** European undenatured ethanol physical spot prices climbed 2%, or Eur12.25/cu m, in the week to April 30, to Eur617/cu m FOB Rotterdam, coming off the intra-week high of Eur628.25/cu m on April 27 as buyers deemed levels fundamentally unjustified.
T2 paper market values were stable to slightly higher week on week, with the prompt loading periods rising the most, while July into October loading were on average 0.3% higher week on week.
The strengthening of T2 physical over paper narrowed the contango structure of physical versus second-month Platts futures from minus Eur26.25/cu m to minus Eur20/cu m; reducing the incentive to buy for storage.
The rally in ethanol feedstock prices continues to pressure ethanol crush margins, as Euronext's wheat and corn front-month future contracts climbed 9% and 4%, respectively, which continues to support T2 ethanol prices despite a lack of demand, market sources said.
Sources said the increase in ethanol prices to six-month highs was unjustified given Germany, Europe's largest ethanol consumer, has introduced a curfew, and most EU countries continue to have lockdown restrictions in place.

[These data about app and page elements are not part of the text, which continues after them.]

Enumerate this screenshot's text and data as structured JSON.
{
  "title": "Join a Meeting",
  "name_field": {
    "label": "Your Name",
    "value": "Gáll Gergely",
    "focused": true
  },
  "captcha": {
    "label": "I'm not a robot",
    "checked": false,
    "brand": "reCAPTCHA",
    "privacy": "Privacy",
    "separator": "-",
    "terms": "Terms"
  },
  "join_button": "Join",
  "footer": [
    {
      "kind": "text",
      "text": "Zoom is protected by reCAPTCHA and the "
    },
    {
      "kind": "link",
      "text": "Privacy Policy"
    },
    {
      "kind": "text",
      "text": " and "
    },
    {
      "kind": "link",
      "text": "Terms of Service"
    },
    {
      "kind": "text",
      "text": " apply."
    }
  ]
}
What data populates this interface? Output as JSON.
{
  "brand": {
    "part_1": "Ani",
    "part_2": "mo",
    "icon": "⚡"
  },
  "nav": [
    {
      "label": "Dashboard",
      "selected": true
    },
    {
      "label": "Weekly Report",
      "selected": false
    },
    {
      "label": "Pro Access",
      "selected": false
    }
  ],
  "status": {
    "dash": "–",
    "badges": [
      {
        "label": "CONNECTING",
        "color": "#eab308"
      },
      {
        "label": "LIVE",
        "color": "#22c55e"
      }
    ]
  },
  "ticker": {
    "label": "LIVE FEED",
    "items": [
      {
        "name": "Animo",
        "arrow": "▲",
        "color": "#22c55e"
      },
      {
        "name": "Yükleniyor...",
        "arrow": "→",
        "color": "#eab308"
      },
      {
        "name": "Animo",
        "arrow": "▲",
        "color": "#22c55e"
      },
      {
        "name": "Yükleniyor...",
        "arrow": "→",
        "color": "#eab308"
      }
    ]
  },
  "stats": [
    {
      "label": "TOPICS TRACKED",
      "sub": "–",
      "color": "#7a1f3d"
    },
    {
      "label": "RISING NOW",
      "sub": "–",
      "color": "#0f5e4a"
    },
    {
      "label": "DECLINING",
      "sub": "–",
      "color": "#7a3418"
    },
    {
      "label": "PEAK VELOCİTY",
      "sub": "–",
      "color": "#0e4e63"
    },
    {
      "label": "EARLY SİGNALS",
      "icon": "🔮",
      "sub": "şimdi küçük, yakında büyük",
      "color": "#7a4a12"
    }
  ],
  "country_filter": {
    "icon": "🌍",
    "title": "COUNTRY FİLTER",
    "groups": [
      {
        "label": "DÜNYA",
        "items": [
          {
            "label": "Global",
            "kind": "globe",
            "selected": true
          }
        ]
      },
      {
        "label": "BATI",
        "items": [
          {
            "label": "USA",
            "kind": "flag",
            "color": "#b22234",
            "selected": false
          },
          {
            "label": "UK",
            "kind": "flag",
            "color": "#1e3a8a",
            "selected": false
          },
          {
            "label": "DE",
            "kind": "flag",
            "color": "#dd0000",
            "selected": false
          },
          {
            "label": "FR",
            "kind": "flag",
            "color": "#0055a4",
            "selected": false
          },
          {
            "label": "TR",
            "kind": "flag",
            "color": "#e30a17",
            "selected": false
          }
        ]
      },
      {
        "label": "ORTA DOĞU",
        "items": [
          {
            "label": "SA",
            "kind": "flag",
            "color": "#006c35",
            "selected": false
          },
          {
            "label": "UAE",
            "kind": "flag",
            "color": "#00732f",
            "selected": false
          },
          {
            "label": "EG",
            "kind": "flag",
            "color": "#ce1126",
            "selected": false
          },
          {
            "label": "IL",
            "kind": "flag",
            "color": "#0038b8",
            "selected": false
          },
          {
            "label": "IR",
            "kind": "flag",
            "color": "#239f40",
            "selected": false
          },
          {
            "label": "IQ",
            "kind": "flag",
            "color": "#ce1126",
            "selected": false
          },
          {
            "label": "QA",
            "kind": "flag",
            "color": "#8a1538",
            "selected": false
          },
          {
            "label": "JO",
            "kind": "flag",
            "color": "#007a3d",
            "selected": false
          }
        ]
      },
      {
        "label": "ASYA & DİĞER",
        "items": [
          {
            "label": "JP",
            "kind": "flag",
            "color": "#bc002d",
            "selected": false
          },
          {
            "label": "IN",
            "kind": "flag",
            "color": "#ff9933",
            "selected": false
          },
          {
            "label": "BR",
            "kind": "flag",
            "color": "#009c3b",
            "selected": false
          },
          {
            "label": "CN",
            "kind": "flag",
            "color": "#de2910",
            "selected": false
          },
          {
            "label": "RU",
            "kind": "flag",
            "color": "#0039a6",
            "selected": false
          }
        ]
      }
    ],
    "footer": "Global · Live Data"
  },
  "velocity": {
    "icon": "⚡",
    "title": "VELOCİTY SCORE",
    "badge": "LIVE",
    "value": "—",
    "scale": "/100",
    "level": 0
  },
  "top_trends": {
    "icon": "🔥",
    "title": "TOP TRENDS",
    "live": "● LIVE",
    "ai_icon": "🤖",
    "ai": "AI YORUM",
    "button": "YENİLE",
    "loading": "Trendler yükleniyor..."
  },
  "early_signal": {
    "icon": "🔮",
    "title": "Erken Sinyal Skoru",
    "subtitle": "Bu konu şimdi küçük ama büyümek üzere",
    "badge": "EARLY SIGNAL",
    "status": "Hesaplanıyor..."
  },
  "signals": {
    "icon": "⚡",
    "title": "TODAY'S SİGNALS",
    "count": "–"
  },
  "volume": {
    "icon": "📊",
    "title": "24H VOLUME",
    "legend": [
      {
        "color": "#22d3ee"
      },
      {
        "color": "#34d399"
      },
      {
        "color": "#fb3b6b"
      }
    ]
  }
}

S&P Global Platts calculated the ethanol average price per RON at $18.01/cu m April 30, up from $17.83/cu m a week earlier.
High octane components
** European MTBE is expected to benefit from rising demand for gasoline in the immediate term, according to market players, as mobility restrictions continue to be lifted. Some sources said they expect a stronger market in June, making MTBE attractive to buy at current prices.
There were reports of some excess MTBE volumes in the ARA trading hub at the end of last week. A source said these volumes could be taken up by blenders as demand improves.
Overall, the European MTBE market was described as balanced, with some material available.
** Toluene's premium over Eurobob finished last week on a strong note, inching $5/mt higher week on week amid persistent tightness in Europe and healthy demand. At current premiums, toluene remains unattractive for gasoline blending as they currently sit well above blending value, sources said.
** Mixed xylenes supplies are less tight than toluene, but premiums over Eurobob gasoline were close to $70/mt in the week ended April 30, showing a relatively high octane value from both TX or MX, and blenders are expected to look elsewhere for any octane booster requirements. Traders said buying interest for MX use in the gasoline blending pool was at a premium of around $40-$50/mt over Eurobob.
** Approximate prices of MTBE, Toluene and MX per RON stood at $2.58/cu m, $7.98/cu m and $7.17/cu m, respectively on April 26, from $2.63/cu m, $7.74/cu m and $7.39/cu m a week earlier.